From the material below, copy out each line with the word "title" in it.

DATA FOR THIS EXERCISE:
◇ ◇ ◇ ◇ ◇ ◇ ◇

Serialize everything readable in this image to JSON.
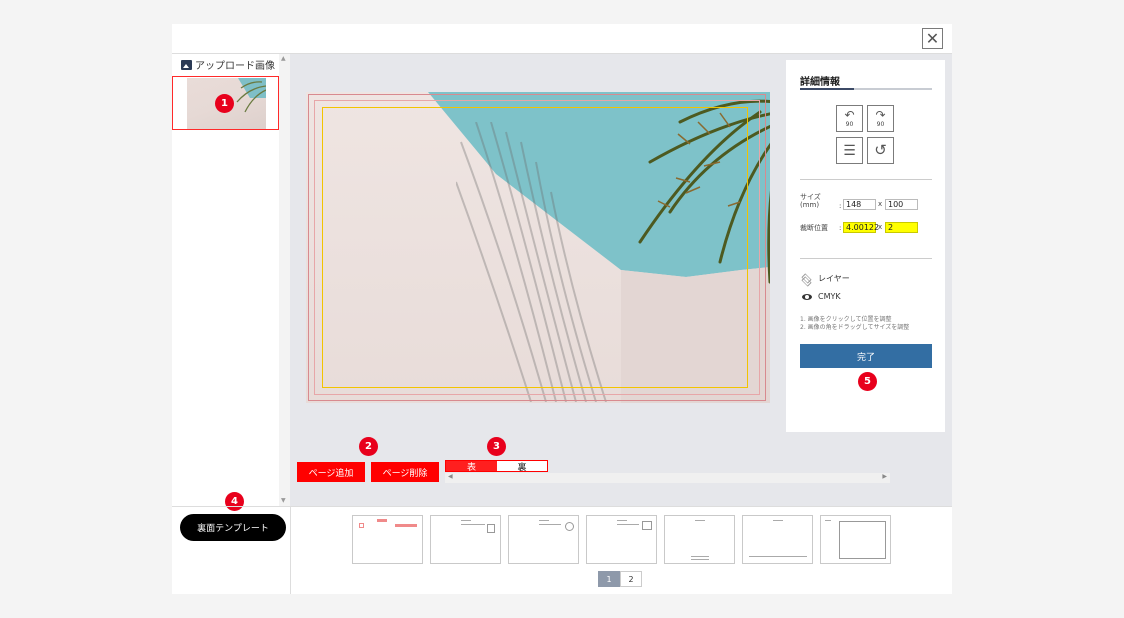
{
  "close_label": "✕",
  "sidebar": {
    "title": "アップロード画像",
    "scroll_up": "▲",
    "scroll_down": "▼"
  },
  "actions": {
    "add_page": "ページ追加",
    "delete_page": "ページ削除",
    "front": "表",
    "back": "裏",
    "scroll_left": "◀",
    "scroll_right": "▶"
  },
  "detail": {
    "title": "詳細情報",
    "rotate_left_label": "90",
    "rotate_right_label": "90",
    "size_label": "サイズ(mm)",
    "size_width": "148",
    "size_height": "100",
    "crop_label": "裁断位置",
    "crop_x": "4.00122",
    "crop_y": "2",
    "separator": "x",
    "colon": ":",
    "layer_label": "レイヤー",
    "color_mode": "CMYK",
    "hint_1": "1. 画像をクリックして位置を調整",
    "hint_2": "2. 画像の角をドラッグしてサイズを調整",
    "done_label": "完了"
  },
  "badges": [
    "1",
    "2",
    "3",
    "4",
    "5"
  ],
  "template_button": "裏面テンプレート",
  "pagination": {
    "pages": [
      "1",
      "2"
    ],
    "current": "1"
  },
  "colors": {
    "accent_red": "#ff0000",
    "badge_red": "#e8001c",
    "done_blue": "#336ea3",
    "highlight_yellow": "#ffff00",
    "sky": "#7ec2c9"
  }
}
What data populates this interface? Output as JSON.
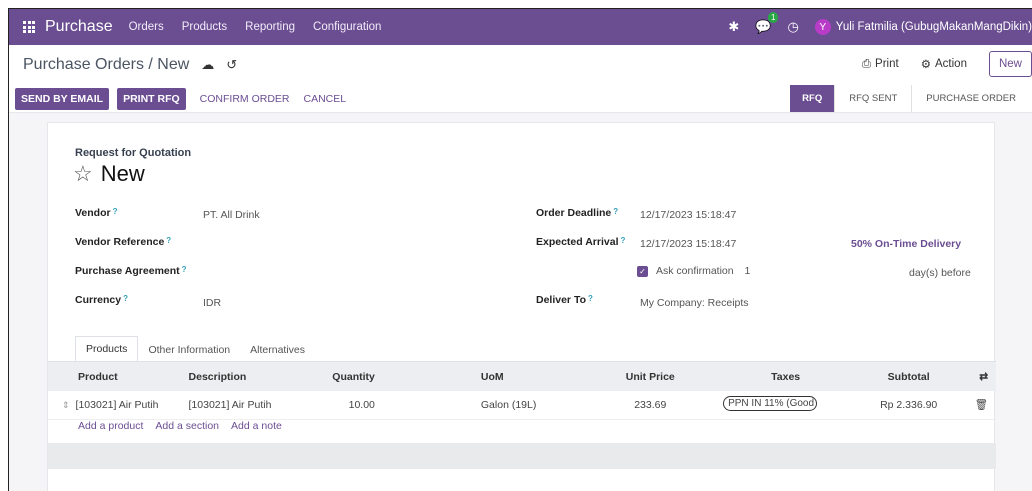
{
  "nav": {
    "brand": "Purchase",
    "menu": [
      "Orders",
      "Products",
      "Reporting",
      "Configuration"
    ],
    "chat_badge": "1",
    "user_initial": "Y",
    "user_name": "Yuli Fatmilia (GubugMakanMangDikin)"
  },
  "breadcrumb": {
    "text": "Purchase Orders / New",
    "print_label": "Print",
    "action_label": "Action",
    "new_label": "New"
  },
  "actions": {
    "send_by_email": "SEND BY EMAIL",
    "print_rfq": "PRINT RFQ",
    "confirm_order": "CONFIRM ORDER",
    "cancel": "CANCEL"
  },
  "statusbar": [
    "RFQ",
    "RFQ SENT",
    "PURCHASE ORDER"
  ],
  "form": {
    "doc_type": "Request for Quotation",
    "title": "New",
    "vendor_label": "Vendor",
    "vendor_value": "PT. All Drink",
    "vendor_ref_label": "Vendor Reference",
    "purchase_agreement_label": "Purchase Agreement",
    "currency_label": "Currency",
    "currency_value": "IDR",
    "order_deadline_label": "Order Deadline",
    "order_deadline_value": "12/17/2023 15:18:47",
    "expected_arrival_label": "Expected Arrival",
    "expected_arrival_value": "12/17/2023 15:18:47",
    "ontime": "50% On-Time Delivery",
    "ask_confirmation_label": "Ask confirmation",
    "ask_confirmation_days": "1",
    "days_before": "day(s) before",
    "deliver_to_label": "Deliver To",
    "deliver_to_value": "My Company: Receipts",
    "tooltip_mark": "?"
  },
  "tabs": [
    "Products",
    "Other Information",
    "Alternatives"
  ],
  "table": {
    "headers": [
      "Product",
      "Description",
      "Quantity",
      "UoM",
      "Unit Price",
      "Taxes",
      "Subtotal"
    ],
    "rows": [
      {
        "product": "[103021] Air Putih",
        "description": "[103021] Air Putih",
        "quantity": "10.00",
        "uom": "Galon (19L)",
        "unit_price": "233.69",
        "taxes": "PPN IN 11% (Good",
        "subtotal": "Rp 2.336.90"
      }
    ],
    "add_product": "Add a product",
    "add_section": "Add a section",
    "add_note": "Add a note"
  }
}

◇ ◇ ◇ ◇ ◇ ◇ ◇

EXERCISE SOLUTION:
    "title": "アップロード画像",
    "title": "詳細情報",
    "title": "New",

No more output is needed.